'''

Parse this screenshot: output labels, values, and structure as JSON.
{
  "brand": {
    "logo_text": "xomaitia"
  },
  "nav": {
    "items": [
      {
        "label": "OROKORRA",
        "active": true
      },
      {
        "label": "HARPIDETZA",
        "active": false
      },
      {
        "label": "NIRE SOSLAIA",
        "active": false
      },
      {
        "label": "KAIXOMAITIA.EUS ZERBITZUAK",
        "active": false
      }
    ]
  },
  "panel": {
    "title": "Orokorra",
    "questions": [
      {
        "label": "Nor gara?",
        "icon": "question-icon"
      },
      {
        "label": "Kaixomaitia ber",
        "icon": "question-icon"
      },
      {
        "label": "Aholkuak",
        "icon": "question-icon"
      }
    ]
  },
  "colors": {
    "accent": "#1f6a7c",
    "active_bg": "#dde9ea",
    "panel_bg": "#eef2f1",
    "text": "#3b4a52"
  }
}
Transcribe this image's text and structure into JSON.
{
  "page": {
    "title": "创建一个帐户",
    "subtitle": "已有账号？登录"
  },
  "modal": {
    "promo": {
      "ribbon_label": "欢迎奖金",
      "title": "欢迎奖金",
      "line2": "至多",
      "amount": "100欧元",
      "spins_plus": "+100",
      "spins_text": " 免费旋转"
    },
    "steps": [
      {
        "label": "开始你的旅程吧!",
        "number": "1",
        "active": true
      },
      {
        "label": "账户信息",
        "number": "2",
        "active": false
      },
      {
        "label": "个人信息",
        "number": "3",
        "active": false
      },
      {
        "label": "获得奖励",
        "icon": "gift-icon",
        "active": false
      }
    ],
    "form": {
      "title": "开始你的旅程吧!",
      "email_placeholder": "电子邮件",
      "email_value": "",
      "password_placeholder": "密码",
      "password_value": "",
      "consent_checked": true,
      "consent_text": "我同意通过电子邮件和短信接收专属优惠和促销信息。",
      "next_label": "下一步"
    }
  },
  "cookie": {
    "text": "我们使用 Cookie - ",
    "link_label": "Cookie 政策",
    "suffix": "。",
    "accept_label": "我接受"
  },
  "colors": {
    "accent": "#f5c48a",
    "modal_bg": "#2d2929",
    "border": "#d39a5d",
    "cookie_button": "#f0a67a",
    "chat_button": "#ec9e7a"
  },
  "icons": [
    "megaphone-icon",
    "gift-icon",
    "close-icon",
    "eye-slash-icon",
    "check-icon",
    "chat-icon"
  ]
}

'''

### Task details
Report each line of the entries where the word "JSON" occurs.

### Response to this task
Parse this screenshot: output labels, values, and structure as JSON.
Transcribe this image's text and structure into JSON.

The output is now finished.